KUALA LUMPUR: Amid the sustained hot and dry weather in some Malaysian states, the country’s environment ministry said on Tuesday (May 9) that affected areas are being monitored for potential water supply problems.
Natural Resources, Environment and Climate Change (NRECC) minister Nik Nazmi Nik Ahmad also noted that other potential issues that will be monitored include open burning and peat fires.
"The northern region, especially, is experiencing dry weather but this is expected to occur in the entire peninsula as well as Sabah and Sarawak.
“Though it has been raining for the past several weeks in the Klang Valley, we will continue to monitor and follow closely the weather forecast by the Malaysian Meteorological Department (MetMalaysia)," he was quoted as saying by Bernama.
Mr Nik Nazmi added that the National Water Services Commission (SPAN) and the sewerage industry have held discussions with water operators across the country to ensure sufficient water supply for each state.
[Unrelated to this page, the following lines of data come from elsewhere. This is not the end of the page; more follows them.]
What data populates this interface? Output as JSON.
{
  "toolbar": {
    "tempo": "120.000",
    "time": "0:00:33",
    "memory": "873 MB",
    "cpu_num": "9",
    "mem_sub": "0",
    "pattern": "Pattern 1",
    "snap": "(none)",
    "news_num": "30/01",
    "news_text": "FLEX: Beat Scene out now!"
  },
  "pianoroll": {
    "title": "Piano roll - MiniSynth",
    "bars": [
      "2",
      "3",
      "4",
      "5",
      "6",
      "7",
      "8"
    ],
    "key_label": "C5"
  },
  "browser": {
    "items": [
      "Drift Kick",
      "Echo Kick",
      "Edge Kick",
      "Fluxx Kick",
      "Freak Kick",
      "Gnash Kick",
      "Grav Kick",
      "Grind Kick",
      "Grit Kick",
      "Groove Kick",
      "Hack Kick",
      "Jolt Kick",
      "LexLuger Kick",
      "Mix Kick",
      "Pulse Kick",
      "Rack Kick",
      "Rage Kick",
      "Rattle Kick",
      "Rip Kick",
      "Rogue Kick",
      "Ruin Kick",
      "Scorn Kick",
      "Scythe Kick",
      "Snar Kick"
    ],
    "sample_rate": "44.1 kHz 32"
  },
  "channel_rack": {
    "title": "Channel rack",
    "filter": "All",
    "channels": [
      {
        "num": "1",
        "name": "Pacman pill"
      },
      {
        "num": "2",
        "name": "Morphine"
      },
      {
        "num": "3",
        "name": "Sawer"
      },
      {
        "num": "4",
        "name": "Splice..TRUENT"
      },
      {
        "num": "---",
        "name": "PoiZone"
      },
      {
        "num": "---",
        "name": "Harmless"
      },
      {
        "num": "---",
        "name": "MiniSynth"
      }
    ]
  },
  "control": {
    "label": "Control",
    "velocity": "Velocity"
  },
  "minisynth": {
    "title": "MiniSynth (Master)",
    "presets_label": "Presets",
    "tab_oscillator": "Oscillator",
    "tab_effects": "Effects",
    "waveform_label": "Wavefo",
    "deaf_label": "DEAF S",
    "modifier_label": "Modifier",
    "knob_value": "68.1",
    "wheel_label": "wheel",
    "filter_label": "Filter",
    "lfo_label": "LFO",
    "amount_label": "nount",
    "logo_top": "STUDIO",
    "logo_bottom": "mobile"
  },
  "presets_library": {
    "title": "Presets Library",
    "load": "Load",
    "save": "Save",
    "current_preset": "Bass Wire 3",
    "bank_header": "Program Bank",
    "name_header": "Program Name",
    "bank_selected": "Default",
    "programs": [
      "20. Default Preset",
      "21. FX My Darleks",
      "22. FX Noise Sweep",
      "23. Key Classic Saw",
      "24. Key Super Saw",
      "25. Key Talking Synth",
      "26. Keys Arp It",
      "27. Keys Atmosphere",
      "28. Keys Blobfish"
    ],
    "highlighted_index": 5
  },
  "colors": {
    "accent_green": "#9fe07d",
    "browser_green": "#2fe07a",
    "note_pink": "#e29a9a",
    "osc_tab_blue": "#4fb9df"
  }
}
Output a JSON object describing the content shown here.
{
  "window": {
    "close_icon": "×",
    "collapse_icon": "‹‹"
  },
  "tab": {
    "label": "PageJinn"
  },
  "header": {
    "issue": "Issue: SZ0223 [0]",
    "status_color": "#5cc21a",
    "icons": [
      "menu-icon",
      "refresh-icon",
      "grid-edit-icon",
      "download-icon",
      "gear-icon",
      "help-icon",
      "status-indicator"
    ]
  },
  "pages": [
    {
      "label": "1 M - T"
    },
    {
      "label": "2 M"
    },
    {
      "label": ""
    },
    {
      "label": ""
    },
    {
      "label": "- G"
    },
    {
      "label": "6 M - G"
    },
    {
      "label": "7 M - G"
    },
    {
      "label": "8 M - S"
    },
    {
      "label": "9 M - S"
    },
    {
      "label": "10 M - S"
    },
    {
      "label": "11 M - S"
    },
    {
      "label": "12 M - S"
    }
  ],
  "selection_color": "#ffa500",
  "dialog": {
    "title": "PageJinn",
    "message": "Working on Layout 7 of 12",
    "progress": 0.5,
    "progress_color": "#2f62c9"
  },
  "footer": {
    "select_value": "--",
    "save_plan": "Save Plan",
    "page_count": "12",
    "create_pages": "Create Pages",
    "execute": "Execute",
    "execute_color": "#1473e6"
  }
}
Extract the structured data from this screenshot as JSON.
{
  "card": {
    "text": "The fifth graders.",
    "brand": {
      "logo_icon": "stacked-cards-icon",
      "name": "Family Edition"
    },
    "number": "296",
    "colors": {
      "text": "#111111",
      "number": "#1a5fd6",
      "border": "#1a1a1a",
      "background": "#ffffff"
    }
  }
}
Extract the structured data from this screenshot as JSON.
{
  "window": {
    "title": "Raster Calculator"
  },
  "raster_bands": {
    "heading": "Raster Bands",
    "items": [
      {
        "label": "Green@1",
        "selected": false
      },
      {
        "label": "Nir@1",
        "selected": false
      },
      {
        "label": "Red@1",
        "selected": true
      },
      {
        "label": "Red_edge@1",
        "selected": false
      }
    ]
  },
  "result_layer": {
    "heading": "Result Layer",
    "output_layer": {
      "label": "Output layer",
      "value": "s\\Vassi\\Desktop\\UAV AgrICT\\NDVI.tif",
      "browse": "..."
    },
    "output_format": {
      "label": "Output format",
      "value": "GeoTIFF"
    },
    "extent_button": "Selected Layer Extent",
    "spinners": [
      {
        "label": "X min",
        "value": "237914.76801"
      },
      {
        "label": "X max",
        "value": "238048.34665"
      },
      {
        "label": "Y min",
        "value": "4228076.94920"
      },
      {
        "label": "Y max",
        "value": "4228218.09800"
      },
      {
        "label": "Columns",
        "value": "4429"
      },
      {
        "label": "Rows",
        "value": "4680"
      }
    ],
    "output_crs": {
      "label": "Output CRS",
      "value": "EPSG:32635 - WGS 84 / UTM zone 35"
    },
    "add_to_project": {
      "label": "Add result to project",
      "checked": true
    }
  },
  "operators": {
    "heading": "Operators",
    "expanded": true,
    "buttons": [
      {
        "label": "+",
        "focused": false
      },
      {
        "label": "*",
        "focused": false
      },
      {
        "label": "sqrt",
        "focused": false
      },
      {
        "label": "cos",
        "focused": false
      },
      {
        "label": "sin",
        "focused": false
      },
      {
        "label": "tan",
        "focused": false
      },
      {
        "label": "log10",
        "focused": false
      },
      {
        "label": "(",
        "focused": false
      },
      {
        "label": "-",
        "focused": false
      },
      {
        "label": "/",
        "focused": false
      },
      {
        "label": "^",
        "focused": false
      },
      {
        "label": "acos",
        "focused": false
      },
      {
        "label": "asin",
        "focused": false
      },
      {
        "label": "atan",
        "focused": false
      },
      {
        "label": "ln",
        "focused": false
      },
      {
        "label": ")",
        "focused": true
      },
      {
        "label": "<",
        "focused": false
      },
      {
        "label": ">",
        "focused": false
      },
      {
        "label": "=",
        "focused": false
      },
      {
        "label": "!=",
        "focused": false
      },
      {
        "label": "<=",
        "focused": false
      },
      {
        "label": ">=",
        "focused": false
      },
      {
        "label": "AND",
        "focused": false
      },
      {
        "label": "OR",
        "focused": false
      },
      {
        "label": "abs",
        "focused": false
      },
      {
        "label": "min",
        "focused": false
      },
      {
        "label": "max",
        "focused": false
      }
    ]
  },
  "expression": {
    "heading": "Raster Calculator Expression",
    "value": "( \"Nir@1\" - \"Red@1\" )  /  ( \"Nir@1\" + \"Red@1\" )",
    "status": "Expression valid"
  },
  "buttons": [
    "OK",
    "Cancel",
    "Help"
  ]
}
SPAN is the national regulatory body for water supply.
“SPAN is making sure that we will be able to deal with the situation though the plan is already in place and the water operators are aware," he reportedly said.
Separately, MetMalaysia director-general Muhammad Helmi Abdullah said that lower rainfall is expected to occur in most places during the upcoming southwest monsoon from May 15 until September 2023.
“During the southwest monsoon, the wind usually blows consistently from the southwest with lower air humidity and more stable atmospheric conditions … (leading to) less cloud formation.
“As a result, most places throughout the country will experience more days without rain than days with rain,” said Mr Muhammad Helmi in a statement issued on Tuesday.
He noted that uncontrolled open burning may lead to haze during the monsoon, particularly from July to September.
“As such, open burning must be avoided to reduce the effects of haze and environmental pollution,” he said, adding that the public is also advised to use water sparingly throughout this period.
Mr Muhammad Helmi added that heavy rains with strong winds and lightning will still occur especially in the early morning in the west coast of the peninsula and west Sabah following the formation of squall lines.
A squall line is a fast-moving system of thunderstorms that form in a long, narrow line as a result of intense wind which can last up to several hours.
According to a report by The Star last month, MetMalaysia had forecast the temperature to hover at about 35 degrees Celsius in most parts of the country daily until early May.